I discovered to my dismay many years ago that sometimes people don’t like you only because you are the City Manager. It doesn’t necessarily matter whether you or others at the City have done anything to offend them; some people just don’t like those of us who labor in local government. Many of these people choose to get angry over things that really shouldn’t matter much.
I received a letter a few months ago from someone who purported to be a retired law enforcement officer but didn’t wish to reveal his name. I’m reasonably sure I’ve never met this person or done anything bad to him; yet he felt compelled to make a number of negative comments about me and concluded with a warning that I wouldn’t be working here much longer. The letter, although it appeared to be a literary stretch for its author, fell far short of the creative effort by a disgruntled guy in Oakridge who wrote a brief love note some years back that referred to me as a “pipsqueak bureaucrat” and threatened to “have my guts for garters.”
Each of us has a dark corner in our soul, or at least I do, that wants to respond in kind to threats, insults, slights, and other forms of endearment. I believe, however, that whatever success I’ve achieved in my personal and professional life is due, in part, to mastering my worst moments and tempering my responses to provocation. My best letters and e-mails to angry citizens are the ones I never sent. I am also thankful for a few trusted colleagues who have patiently listened to what I would have said to some particularly galling individual. I’m sure the opportunity to vent my frustrations with understanding friends has helped save my sanity, if not my career.
Finally, a disturbing truth I stumbled across in my early days as a City Manager is that sometimes the people you dislike the most are right when you are wrong. It does not require genius or emotional stability to uncover mistakes and/or bad information. This fact makes it more important to pay attention to the criticism of your detractors than to praise from friends and admirers. Like most people, I prefer the latter and find it much more satisfying to have my biases confirmed by people I like than it is to have them challenged by folks with personality disorders. Humiliation, however, increases in proportion to the magnitude of your mistake and your dislike of the person who points it out.

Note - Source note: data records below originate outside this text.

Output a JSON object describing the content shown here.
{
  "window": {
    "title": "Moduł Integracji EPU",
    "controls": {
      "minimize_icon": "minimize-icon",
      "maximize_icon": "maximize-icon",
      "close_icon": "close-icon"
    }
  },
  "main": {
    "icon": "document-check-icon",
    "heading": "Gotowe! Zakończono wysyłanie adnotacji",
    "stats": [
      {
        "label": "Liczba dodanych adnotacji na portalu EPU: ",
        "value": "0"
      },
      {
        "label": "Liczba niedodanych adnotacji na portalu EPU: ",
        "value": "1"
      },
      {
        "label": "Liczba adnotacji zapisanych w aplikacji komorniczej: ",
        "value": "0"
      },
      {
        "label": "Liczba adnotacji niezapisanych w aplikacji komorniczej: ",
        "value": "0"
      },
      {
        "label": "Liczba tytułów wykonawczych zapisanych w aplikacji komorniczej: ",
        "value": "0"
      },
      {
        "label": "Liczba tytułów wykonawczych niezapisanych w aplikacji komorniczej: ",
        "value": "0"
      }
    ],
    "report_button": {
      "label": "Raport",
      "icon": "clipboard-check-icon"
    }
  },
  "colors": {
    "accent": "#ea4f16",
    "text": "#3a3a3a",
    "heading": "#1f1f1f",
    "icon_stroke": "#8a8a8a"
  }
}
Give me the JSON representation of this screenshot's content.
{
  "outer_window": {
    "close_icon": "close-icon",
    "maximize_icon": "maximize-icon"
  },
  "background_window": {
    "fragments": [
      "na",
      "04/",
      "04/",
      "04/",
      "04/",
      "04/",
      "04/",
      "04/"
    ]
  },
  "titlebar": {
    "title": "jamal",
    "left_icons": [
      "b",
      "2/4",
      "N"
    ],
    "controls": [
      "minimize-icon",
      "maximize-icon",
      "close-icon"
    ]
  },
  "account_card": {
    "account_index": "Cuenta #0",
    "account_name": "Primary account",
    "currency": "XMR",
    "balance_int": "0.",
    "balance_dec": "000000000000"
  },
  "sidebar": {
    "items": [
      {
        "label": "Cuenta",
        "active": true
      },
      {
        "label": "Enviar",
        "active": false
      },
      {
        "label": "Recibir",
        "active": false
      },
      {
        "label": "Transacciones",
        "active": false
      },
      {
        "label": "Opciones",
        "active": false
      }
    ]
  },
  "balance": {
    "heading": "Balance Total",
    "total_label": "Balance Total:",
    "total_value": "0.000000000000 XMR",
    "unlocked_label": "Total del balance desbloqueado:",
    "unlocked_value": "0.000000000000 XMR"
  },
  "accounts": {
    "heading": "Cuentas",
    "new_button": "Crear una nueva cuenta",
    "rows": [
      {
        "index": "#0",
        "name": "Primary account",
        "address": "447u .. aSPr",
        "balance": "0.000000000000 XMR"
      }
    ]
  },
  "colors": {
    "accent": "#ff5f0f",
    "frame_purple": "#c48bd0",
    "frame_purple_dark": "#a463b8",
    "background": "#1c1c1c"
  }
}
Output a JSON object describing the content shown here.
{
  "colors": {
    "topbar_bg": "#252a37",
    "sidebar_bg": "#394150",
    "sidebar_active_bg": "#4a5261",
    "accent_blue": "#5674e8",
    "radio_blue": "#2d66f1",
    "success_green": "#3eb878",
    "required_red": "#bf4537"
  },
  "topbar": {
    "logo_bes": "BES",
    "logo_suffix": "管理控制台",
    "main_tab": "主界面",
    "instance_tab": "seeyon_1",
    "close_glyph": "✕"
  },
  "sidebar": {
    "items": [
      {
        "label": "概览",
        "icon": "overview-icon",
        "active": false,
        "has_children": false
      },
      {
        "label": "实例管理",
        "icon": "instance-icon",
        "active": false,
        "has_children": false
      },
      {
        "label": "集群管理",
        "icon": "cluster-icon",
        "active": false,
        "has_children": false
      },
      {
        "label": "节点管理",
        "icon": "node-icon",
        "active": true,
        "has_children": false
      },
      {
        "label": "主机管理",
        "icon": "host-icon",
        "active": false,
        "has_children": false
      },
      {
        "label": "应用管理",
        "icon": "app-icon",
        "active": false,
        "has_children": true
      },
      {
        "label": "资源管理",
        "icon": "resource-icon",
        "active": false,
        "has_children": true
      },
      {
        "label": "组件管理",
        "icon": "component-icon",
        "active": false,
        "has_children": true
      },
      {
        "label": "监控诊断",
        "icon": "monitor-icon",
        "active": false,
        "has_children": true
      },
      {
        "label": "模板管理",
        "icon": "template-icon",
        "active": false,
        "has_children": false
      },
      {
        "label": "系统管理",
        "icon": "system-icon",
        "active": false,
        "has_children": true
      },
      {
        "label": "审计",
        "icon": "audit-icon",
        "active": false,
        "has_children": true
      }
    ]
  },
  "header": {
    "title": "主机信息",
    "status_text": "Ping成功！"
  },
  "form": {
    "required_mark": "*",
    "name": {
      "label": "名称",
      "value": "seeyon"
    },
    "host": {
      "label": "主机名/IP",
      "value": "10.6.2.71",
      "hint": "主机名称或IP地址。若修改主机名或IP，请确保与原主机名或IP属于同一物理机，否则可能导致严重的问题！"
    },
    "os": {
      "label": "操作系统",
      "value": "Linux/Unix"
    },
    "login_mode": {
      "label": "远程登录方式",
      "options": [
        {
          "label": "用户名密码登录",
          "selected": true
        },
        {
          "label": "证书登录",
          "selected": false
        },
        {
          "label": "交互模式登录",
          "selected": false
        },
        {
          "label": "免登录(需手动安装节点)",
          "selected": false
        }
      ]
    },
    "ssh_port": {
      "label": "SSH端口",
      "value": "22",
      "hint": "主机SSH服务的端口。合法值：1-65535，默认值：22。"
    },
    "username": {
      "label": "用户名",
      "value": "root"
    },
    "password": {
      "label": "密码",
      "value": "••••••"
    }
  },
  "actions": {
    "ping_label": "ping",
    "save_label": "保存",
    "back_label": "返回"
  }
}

My resolve is, therefore, to find something likable in even the most disagreeable critic. At the very least, you can be thankful you are not the other person. You might even learn that the angry person has reason to be so and, with a little respect, can become a friend.